Not only did our researchers sweep up a number of accolades, but they were also keynote speakers on several forum panels and conducted over 11 presentations – spearheading the Cerebral Palsy Alliance Research Foundation as leaders in global research.
More than 1,100 researchers, clinicians and medical professionals were in attendance at the conference, including sixteen CPA researchers. They represented our four research priorities – early detection & intervention, epidemiology, technology and regenerative medicine.
“Our research results were of great interest to the global specialists at this conference and our team was widely sought out. We were frequently asked why Australia was leading the way,” said Nadia Badawi, Chair, Cerebral Palsy Alliance Research Foundation.
“Our successes; 40% drop in the rate of CP in Australia since 2006, reduction in severity, early diagnosis and childhood intervention, the Australian CP register, along with current project updates really reinforced our position as global leaders. Our results ensured robust discussion and debate with current and potential collaborators,” added Professor Badawi.
The conference theme, Winds of Hope, was reflected throughout the four days of learning, collaboration and networking.
Echoing Cerebral Palsy Alliance’s ethos of taking guidance from those with lived CP experience, the conference opened with a Community Forum, an in-person educational event developed by families to serve as a resource for individuals with cerebral palsy and their parents and carers.
Professor Iona Novak was a panellist at the forum, discussing stem cells in a “Hot Topics” panel. She also delivered a powerful keynote presentation during the main conference. Drawing on the experiences of families that have been involved with her research, her talk was titled “An early diagnosis is better, even if it is hard to accept”.
Over the course of the conference, our CPA researchers presented eleven oral presentations, spanning topics from epidemiology to feeding therapy for babies, from umbilical cord blood treatment to genetics studies and eye-gaze technology. There was vast audience interest in a landmark paper regarding the accuracy of early markers to predict motor severity and type of cerebral palsy in infants, presented by Dr Anna te Velde.
CPA hosted six mini-symposiums and seminars during the conference.
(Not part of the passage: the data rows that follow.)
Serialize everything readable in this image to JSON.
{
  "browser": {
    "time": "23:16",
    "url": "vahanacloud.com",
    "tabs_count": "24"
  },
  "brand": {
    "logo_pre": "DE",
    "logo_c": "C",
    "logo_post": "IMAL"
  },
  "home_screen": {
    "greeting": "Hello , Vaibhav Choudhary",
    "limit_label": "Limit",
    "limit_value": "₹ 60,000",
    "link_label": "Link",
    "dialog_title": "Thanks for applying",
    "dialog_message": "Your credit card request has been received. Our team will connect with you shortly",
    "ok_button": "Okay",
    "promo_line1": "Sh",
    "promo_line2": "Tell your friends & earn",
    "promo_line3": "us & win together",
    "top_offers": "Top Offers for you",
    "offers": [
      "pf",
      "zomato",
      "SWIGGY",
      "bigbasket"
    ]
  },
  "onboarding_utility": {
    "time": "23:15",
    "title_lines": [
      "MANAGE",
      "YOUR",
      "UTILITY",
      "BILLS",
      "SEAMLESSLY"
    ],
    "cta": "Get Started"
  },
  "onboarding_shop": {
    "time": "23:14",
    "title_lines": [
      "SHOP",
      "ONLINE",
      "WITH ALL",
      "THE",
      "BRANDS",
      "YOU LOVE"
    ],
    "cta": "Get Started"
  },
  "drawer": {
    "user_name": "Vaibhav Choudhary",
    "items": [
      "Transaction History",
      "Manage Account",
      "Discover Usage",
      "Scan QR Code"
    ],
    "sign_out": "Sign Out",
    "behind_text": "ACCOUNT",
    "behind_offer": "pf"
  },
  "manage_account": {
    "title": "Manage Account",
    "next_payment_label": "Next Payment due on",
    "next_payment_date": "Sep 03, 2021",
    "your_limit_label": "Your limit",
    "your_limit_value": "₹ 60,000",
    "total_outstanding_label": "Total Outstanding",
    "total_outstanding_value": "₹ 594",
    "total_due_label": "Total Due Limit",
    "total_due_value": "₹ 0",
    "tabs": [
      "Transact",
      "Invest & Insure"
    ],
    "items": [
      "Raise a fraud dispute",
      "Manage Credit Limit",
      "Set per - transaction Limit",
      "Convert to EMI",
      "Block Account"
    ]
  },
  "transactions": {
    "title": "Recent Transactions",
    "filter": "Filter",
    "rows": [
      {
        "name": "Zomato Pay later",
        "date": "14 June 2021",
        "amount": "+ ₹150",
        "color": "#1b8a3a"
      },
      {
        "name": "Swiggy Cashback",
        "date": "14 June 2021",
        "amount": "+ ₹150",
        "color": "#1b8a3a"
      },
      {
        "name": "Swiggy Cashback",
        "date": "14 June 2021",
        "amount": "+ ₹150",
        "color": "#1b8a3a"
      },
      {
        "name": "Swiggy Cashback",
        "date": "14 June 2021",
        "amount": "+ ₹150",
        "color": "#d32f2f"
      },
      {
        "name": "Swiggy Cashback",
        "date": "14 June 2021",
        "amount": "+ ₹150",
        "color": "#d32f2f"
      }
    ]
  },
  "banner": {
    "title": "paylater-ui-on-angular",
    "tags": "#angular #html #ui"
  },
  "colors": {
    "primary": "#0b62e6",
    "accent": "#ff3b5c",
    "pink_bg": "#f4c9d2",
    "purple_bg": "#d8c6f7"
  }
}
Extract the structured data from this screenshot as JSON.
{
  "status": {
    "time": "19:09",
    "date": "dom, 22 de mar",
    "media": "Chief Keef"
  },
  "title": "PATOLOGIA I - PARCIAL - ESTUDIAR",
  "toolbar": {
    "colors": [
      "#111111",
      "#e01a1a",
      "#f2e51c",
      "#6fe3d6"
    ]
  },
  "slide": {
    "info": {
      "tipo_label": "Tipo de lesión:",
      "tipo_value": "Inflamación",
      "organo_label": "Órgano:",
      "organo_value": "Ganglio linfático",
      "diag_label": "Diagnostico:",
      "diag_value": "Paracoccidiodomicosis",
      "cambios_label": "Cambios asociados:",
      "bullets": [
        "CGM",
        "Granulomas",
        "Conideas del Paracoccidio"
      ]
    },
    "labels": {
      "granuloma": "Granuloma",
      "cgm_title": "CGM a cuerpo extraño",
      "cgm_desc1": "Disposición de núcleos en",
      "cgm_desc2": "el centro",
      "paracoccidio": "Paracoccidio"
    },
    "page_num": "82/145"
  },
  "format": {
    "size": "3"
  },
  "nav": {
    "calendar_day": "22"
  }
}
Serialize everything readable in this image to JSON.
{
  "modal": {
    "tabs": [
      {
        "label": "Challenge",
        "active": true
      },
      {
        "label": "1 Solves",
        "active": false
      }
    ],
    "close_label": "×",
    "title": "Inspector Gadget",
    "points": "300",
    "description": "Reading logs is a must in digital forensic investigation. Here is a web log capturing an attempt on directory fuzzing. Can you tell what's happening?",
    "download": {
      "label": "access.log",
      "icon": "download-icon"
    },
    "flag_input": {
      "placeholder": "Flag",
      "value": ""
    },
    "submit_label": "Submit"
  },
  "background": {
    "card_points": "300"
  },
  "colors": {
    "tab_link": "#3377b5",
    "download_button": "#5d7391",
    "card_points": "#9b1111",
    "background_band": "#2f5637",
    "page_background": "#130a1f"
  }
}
These longer sessions facilitated in-depth training, discussion and collaboration in topics such as the acceleration of clinical trials and research translation, task-specific training and using data to accelerate research discoveries.
In collaboration with researchers from the US and Europe, CPA researchers Dr Sarah McIntyre, Professor Nadia Badawi, and Dr Shona Goldsmith presented the first version of a new map of causal pathways to CP. This workshop generated much discussion and garnered a new group of collaborators to join the global project as it progresses.
There were multiple workshops and sessions across the conference that focused on technology, including Dr Petra Karlsson’s important symposium on using technology (switch and eye-gaze technology) to increase healthcare access by developing an accessible neuropsychological (brain testing) battery for individuals with severe motor and speech impairment. A second important seminar on the use of eye-gaze technology in children and youth with severe CP was also well-received by the audience. Our team were also able to attend an important pre-conference workshop that focused on a global perspective on technology use in rehabilitation, hosted at Northwestern University.
Notably our CPA researchers received five of the ten ‘Top 10 Free Paper nominations. Accolades included:
Evaluation of a Mindfulness Based Stress Reduction Intervention for Adults with Cerebral Palsy with Anxiety and/or Emotion Regulation Difficulties
Associate Professor Hayley Smithers-Sheedy was nominated for the Best Adult Paper
Other important research from low- and middle-income countries (LMIC) (including Argentina, Bangladesh, India, Mexico, Nigeria, Sri Lanka) was presented at the conference.
The research included a randomized controlled trial of parent-delivered early intervention, studies on early detection, epidemiology, and our survey of CP registers across the world including twelve new registers in LMIC.
The international impact and reach of CPA was evident throughout the conference, with CPA results underpinning a vast number of additional presentations, supported by CPA research funding.
Alongside robust discussion and debate through networking opportunities, several team members were able to capitalise on their proximity to other important events while in the US: Dr Anna te Velde and Dr Ashleigh Hines met with collaborators at the prominent Cincinnati Children’s Hospital, Dr Amanda Khamis met with collaborators and attended an infant feeding conference in Boston, while Dr Megan Finch-Edmondson presented at the 2023 Cord Blood Connect Conference in Florida, winning Best Abstract Award for her presentation.
An important future event that will be led by Conference Co-Chair and Academy Co-President Dr Sarah McIntyre and attended by our talented researchers, is the Australasian Academy of Cerebral Palsy and Developmental Medicine conference in Cairns in July 2024.